"girls", because then people instantly recognise what
I'm trying to say.
So I think it's entirely reasonable that Mark said
"girls" in that context. When trying to communicate
to a room full of people, of course you communicate
in a way which will be understood by all of them without
having to go back and explain yourself.
He certainly didn't mean to say "Hey, I think the Linux
community is entirely comprised of single (or philandering)
males, and lesbians."
If you draw that inference, then you are being
(I should probably point out that the 'single or
philandering' qualification in my above sentence applies to
both males and lesbians. I didn't mean to suggest that
lesbians aren't capable of a monogamous relationship. Please
put the torch down and back away from my front
door. But thank you for demonstrating just how stupid some
people can be when they're looking for a way to
There are problems in the geek community which make it hard
for females to join in, and there are real
with some of the things that people say sometimes. The geek
feminist lobby certainly has a point, in the general case.
But Mark's keynote was not an example of this. By throwing
their toys out of the pram over Mark's keynote, they cheapen
the whole debate and perform a stunning
ad hominem on themselves.
If you want to be treated with respect and integrate into
the society, you don't achieve that by behaving like a
Jemima and kicking up a fuss over nothing. You could try
contributing to the real debate, like talking about
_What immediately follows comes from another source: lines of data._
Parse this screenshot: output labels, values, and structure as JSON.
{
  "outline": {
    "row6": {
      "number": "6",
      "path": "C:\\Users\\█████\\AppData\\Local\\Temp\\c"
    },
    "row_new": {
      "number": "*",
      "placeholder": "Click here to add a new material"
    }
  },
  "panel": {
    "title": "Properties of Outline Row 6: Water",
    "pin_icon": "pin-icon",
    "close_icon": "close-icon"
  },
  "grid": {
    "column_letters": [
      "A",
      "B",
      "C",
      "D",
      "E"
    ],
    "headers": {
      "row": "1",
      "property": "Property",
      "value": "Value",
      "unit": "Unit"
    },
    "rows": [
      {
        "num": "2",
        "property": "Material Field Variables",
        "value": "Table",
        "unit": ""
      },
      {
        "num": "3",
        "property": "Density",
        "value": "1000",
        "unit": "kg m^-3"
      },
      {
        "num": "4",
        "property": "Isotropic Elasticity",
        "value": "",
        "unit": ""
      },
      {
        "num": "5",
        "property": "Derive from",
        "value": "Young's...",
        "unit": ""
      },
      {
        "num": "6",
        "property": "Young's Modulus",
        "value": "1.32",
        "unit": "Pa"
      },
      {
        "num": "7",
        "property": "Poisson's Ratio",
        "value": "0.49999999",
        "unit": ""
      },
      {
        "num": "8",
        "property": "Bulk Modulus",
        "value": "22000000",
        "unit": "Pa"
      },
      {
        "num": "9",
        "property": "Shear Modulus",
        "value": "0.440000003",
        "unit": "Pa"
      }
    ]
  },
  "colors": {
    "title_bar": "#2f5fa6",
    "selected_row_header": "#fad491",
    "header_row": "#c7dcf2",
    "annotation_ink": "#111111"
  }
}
some of the other crap Mark was spouting in his keynote.
So no, I don't think an apology is a good idea. Unless it's
offered by the people who have been making all this stupid
fuss — and it's offered both to Mark, and also to the
who really want to promote the integration of women
in the community.